Directions for this task
Scan the entries for lines with "requests" and say how many there are, with nothing more.

(Records shown begins)

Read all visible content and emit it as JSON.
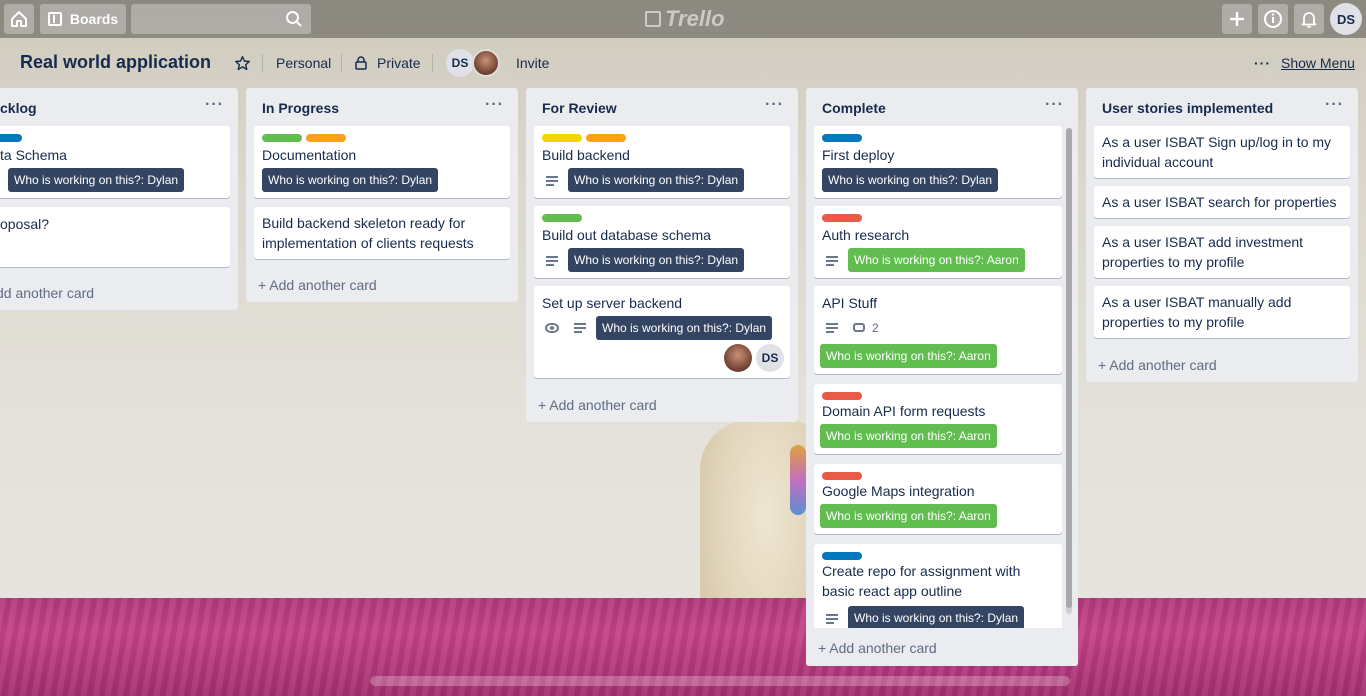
{
  "header": {
    "boards_label": "Boards",
    "logo_text": "Trello",
    "user_initials": "DS"
  },
  "board": {
    "title": "Real world application",
    "team": "Personal",
    "visibility": "Private",
    "member_initials": "DS",
    "invite_label": "Invite",
    "show_menu_label": "Show Menu"
  },
  "colors": {
    "dark_badge": "#344563",
    "green_badge": "#61bd4f",
    "label_blue": "#0079bf",
    "label_green": "#61bd4f",
    "label_orange": "#ff9f1a",
    "label_yellow": "#f2d600",
    "label_red": "#eb5a46"
  },
  "lists": {
    "backlog": {
      "title": "cklog",
      "cards": [
        {
          "title": "ta Schema",
          "badge": "Who is working on this?: Dylan"
        },
        {
          "title": "oposal?"
        }
      ],
      "add_label": "dd another card"
    },
    "in_progress": {
      "title": "In Progress",
      "cards": [
        {
          "title": "Documentation",
          "badge": "Who is working on this?: Dylan"
        },
        {
          "title": "Build backend skeleton ready for implementation of clients requests"
        }
      ],
      "add_label": "+ Add another card"
    },
    "for_review": {
      "title": "For Review",
      "cards": [
        {
          "title": "Build backend",
          "badge": "Who is working on this?: Dylan"
        },
        {
          "title": "Build out database schema",
          "badge": "Who is working on this?: Dylan"
        },
        {
          "title": "Set up server backend",
          "badge": "Who is working on this?: Dylan",
          "member": "DS"
        }
      ],
      "add_label": "+ Add another card"
    },
    "complete": {
      "title": "Complete",
      "cards": [
        {
          "title": "First deploy",
          "badge": "Who is working on this?: Dylan"
        },
        {
          "title": "Auth research",
          "badge": "Who is working on this?: Aaron"
        },
        {
          "title": "API Stuff",
          "comments": "2",
          "badge": "Who is working on this?: Aaron"
        },
        {
          "title": "Domain API form requests",
          "badge": "Who is working on this?: Aaron"
        },
        {
          "title": "Google Maps integration",
          "badge": "Who is working on this?: Aaron"
        },
        {
          "title": "Create repo for assignment with basic react app outline",
          "badge": "Who is working on this?: Dylan"
        }
      ],
      "add_label": "+ Add another card"
    },
    "user_stories": {
      "title": "User stories implemented",
      "cards": [
        {
          "title": "As a user ISBAT Sign up/log in to my individual account"
        },
        {
          "title": "As a user ISBAT search for properties"
        },
        {
          "title": "As a user ISBAT add investment properties to my profile"
        },
        {
          "title": "As a user ISBAT manually add properties to my profile"
        }
      ],
      "add_label": "+ Add another card"
    }
  }
}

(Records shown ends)

Exercise response
2